There are eight different character perspectives. First is Ned Stark: he is the Lord of Winterfell, an honourable man and close friends with King Robert Baratheon. Next is Ned's wife, Catelyn Stark. Then there children Arya, Sansa and Bran aswell as Ned's bastard son, Jon Snow. From King's Landing we have Tyrion Lannister: a dwarf, the son of one of the most powerful men in Westeros. Then finally Daenerys Targrayen, a thirteen year old girl who wants to go home, accompanied by a brother who wants the iron throne.

The plot of this book is very clever. It's almost like several seperate stories but they all intertwine in such interesting ways.

The first time I tried to read this book I found it very difficult to picture what was going on. It was like I was reading the words but they weren't registering with me at all. It had been recommend that I watch the HBO TV show before reading the book and I did. After watching the show, the book made perfect sense to me. There was, however, a downfall to this. Because I had watched the show and new exactly what was going to happen this book took me a long time to read. I didn't have any interest in finding out what happened next because I already new.

Overall this was a great book and is becoming one of my favourites so I hope you like it too.
Love Always,

The Maze Runner | Film Review

Title: The Maze Runner
Adapted From: The Maze Runner by James Dashner
Genre: Dystopia
Director: Wes Ball
My Star Rating:

On Friday night I went to an advanced screening of The Maze Runner. The general UK release is not until the 10th of September. 
As a film by its self it would have been amazing, compared to the book however, it could have been better. Lots of things happened in a different order, details about the world were changed and characters died in the wrong way. 
Let's talk about casting choices first. I loved Dylan O'Brien as Thomas, but then again I love Dylan O'Brien in general.

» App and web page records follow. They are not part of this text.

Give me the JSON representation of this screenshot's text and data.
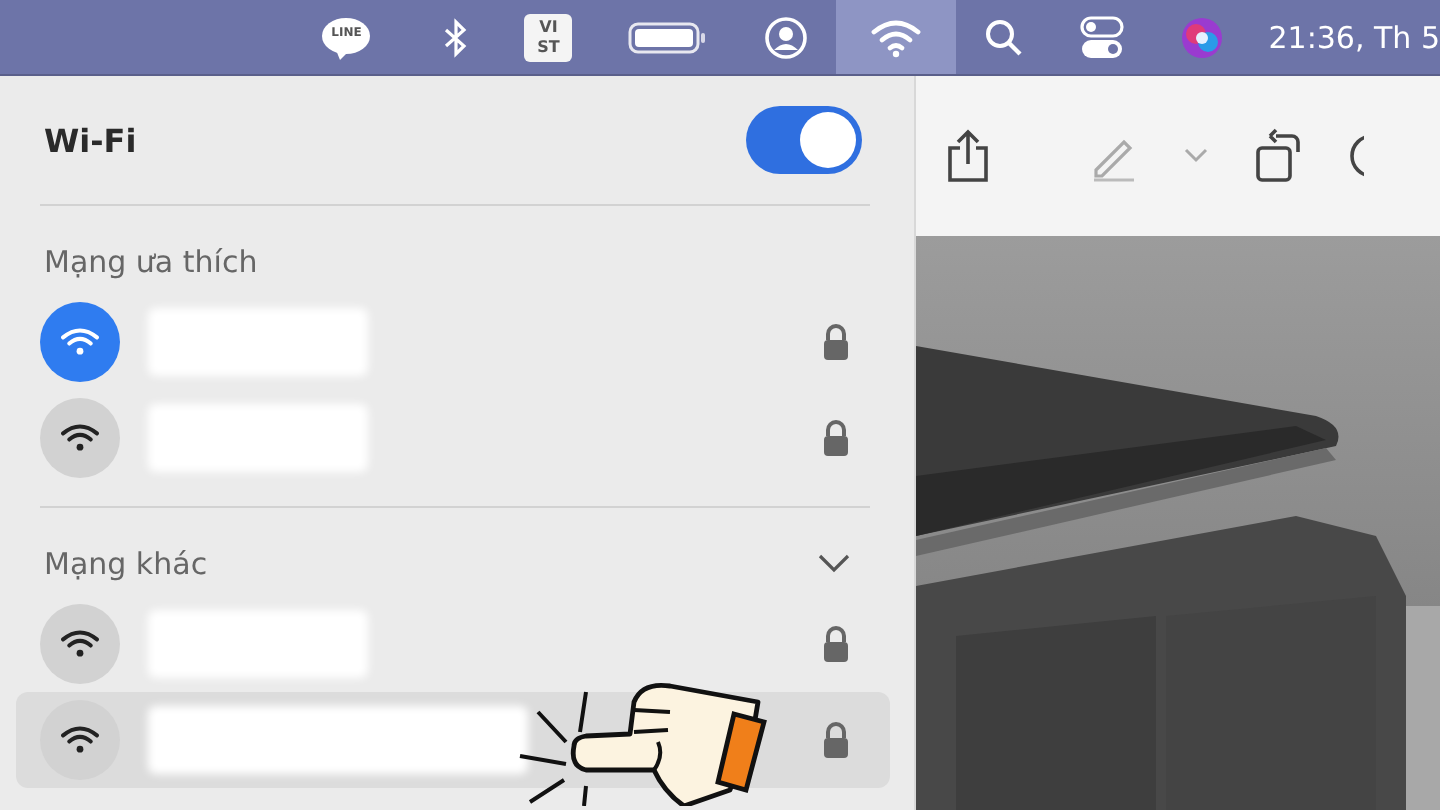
{
  "menu_bar": {
    "line_badge": "LINE",
    "input_source": "VI ST",
    "clock": "21:36, Th 5",
    "wifi_active": true
  },
  "wifi": {
    "title": "Wi-Fi",
    "on": true
  },
  "sections": [
    {
      "label": "Mạng ưa thích",
      "networks": [
        {
          "connected": true,
          "highlighted": false,
          "locked": true
        },
        {
          "connected": false,
          "highlighted": false,
          "locked": true
        }
      ]
    },
    {
      "label": "Mạng khác",
      "expanded": true,
      "networks": [
        {
          "connected": false,
          "highlighted": false,
          "locked": true
        },
        {
          "connected": false,
          "highlighted": true,
          "locked": true
        }
      ]
    }
  ]
}
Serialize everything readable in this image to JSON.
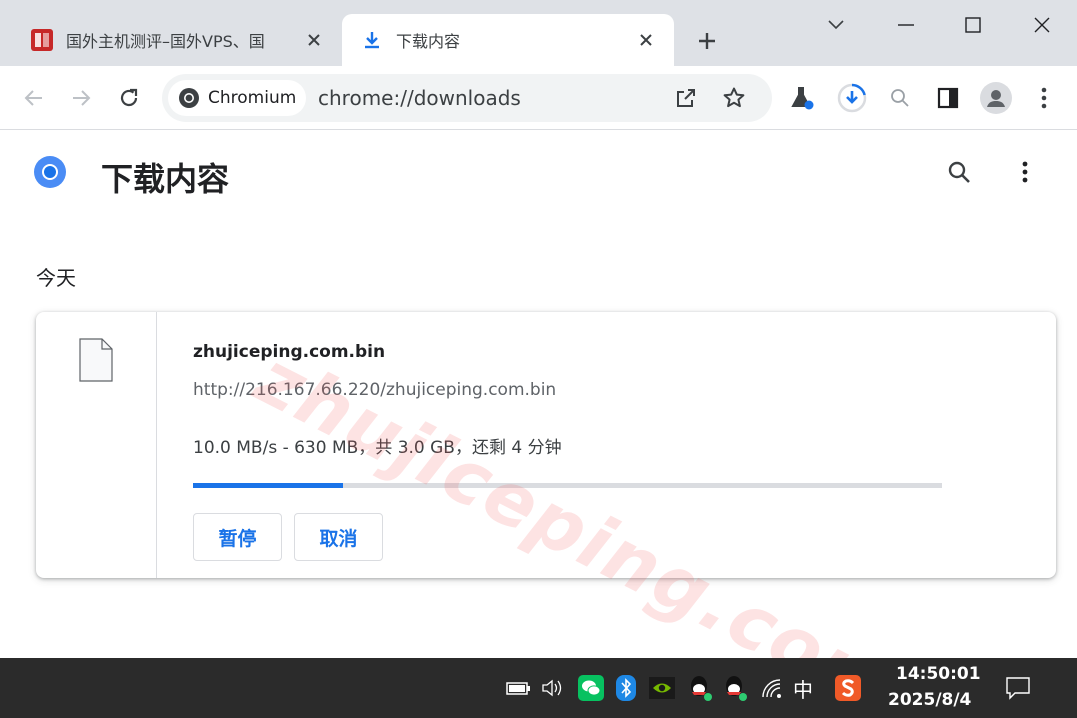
{
  "tabs": [
    {
      "title": "国外主机测评–国外VPS、国",
      "active": false
    },
    {
      "title": "下载内容",
      "active": true
    }
  ],
  "toolbar": {
    "chip_label": "Chromium",
    "url": "chrome://downloads"
  },
  "page": {
    "title": "下载内容",
    "date_heading": "今天"
  },
  "download": {
    "file_name": "zhujiceping.com.bin",
    "source_url": "http://216.167.66.220/zhujiceping.com.bin",
    "status": "10.0 MB/s - 630 MB，共 3.0 GB，还剩 4 分钟",
    "progress_fraction": 0.2,
    "pause_label": "暂停",
    "cancel_label": "取消"
  },
  "watermark": "zhujiceping.com",
  "taskbar": {
    "ime_label": "中",
    "time": "14:50:01",
    "date": "2025/8/4"
  },
  "colors": {
    "accent": "#1a73e8",
    "tabstrip": "#dee1e6",
    "taskbar": "#2b2b2b"
  },
  "icons": [
    "back-icon",
    "forward-icon",
    "reload-icon",
    "share-icon",
    "star-icon",
    "labs-icon",
    "download-progress-icon",
    "zoom-icon",
    "side-panel-icon",
    "profile-icon",
    "menu-icon",
    "search-icon",
    "more-icon",
    "file-icon"
  ]
}
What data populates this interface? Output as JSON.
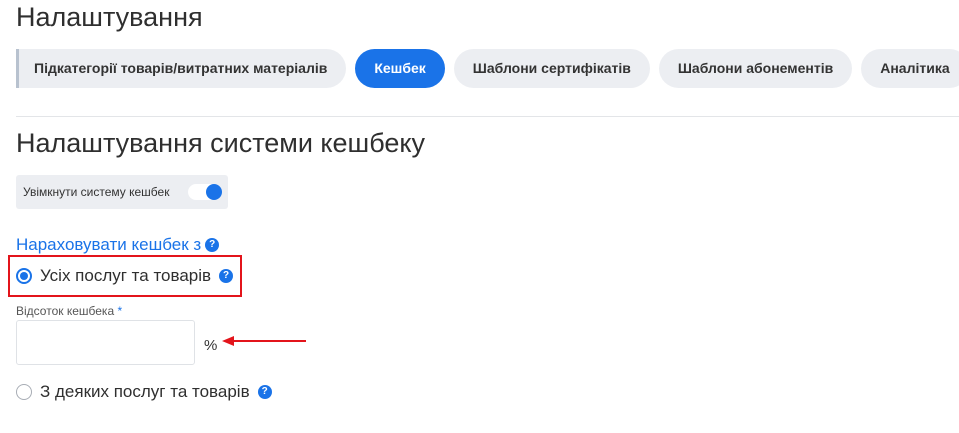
{
  "page": {
    "title": "Налаштування"
  },
  "tabs": [
    {
      "label": "Підкатегорії товарів/витратних матеріалів",
      "active": false
    },
    {
      "label": "Кешбек",
      "active": true
    },
    {
      "label": "Шаблони сертифікатів",
      "active": false
    },
    {
      "label": "Шаблони абонементів",
      "active": false
    },
    {
      "label": "Аналітика",
      "active": false
    }
  ],
  "cashback": {
    "title": "Налаштування системи кешбеку",
    "toggle_label": "Увімкнути систему кешбек",
    "toggle_on": true,
    "charge_from_title": "Нараховувати кешбек з",
    "option_all": "Усіх послуг та товарів",
    "option_all_selected": true,
    "percent_label": "Відсоток кешбека",
    "percent_required_mark": "*",
    "percent_value": "",
    "percent_unit": "%",
    "option_some": "З деяких послуг та товарів",
    "option_some_selected": false
  },
  "icons": {
    "help": "?"
  },
  "colors": {
    "accent": "#1a73e8",
    "annotation": "#e3141b",
    "tab_bg": "#eceef2"
  }
}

From his time playing Stiles he has evidently perfected the "panicked" look. My favourite actor in this film was Thomas Sangster as Newt (otherwise known as fit guy from Game of Thrones). I loved that Newt kept his British accent as fake American ones are unbearable *cough* Emma Watson, The Perks of Being a Wallflower *cough*. He was funny and even when crying he was inhumanly good looking.
I liked the film's pacing, sometimes when a story is condensed into a short amount of time it can seem rushed and in some ways an insult to the book when so much is left out or glossed over as if it is unimportant. I didn't feel like The Maze Runner had this problem.
I good test to see if a film is any good is "did I cry when someone died?" and I did. The key to an effective death scene is not the death its self but another characters reaction or way of dealing with that death and they did this perfectly. 
I loved the set, it was a lot prettier than I imagined. The fields, the gardens and the shelters they slept in all looked great and nothing looked out of place. You could believe that these people had built this for themselves in the time they had been here. I did have one problem with the maze, a lot of the time the walls weren't very high and it didn't seem like much of a maze.
I didn't like the grievers, they were supposed to be giants slugs with spikes but instead they were mechanical spiders with what (at first glance) looked like a human head.
Although most of my friends were disappointed with this film I thought it was really good. Maybe this is because analysing book to film adaptations is a hobby of mine and I realise why this changes have to be made during the adaptation process. I hope it did well in box office and that they make the sequel and if they do I can't wait to see more of this world on the big screen.
Love Always,